— TASK DATA —
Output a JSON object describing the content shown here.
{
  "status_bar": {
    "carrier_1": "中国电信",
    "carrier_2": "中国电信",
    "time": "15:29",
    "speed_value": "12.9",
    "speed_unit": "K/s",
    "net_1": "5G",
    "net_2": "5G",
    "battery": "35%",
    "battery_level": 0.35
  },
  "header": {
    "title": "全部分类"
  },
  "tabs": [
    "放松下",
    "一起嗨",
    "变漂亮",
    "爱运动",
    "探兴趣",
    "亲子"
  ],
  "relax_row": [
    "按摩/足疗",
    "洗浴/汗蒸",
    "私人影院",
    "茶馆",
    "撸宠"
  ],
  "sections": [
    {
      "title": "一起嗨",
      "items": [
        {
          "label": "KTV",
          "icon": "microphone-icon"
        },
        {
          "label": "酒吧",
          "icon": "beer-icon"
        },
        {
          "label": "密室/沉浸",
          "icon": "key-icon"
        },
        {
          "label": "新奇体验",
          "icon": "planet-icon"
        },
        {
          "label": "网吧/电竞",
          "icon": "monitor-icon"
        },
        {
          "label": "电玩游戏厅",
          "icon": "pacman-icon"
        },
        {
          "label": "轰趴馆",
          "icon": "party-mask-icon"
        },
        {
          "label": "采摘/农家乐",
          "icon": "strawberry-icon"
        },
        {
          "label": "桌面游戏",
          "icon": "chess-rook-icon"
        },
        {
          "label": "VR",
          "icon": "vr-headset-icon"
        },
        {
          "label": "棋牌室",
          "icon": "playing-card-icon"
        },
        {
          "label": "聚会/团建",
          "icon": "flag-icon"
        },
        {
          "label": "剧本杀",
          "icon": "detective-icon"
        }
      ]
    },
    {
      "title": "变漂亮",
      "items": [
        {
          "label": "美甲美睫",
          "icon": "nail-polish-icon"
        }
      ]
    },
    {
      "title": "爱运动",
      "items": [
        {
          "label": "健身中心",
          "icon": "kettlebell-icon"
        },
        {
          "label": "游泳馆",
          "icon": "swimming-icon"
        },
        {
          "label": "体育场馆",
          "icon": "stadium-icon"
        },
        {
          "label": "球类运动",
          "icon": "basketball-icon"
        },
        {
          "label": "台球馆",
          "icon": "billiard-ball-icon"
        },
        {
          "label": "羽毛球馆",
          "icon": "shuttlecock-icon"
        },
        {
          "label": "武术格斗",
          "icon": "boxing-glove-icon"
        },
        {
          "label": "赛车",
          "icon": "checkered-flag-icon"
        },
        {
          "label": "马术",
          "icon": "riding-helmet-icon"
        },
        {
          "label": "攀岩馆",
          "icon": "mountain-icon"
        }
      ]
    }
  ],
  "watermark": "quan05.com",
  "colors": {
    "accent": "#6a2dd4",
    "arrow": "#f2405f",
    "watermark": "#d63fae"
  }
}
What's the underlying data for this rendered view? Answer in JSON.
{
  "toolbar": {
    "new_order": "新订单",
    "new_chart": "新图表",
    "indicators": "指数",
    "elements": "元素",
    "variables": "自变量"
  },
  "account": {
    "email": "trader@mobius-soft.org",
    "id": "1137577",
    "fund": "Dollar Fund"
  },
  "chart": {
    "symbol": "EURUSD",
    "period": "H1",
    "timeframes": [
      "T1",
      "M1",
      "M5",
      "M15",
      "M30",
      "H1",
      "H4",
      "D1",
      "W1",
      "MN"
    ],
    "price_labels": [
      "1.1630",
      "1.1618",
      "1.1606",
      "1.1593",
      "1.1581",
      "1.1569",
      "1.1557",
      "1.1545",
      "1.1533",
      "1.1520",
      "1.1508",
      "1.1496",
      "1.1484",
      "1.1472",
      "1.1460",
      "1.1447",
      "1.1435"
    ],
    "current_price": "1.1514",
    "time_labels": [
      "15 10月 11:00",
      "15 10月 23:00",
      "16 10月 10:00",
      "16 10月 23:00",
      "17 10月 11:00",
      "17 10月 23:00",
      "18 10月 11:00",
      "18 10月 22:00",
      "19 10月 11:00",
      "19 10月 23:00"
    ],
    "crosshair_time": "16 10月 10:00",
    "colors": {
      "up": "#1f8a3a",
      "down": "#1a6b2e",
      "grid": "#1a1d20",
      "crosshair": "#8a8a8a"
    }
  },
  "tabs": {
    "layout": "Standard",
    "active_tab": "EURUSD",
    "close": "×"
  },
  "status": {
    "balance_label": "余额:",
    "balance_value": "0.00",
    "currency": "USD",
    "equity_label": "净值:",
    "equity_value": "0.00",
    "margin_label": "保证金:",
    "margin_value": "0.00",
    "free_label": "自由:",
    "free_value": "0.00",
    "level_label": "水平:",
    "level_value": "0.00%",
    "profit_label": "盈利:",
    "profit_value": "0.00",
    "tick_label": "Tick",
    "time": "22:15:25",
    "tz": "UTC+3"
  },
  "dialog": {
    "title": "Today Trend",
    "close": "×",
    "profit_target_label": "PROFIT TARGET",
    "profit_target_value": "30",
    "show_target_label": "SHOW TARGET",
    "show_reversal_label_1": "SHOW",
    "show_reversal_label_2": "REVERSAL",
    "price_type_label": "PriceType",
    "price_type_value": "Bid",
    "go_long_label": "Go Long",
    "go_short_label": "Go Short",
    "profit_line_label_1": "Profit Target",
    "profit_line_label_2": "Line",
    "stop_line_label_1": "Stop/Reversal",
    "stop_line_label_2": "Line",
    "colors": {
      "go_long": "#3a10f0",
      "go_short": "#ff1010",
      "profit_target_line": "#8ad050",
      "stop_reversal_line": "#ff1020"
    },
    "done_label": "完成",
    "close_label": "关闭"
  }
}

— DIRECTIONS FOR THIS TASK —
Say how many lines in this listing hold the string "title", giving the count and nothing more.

— WORKED SOLUTION —
5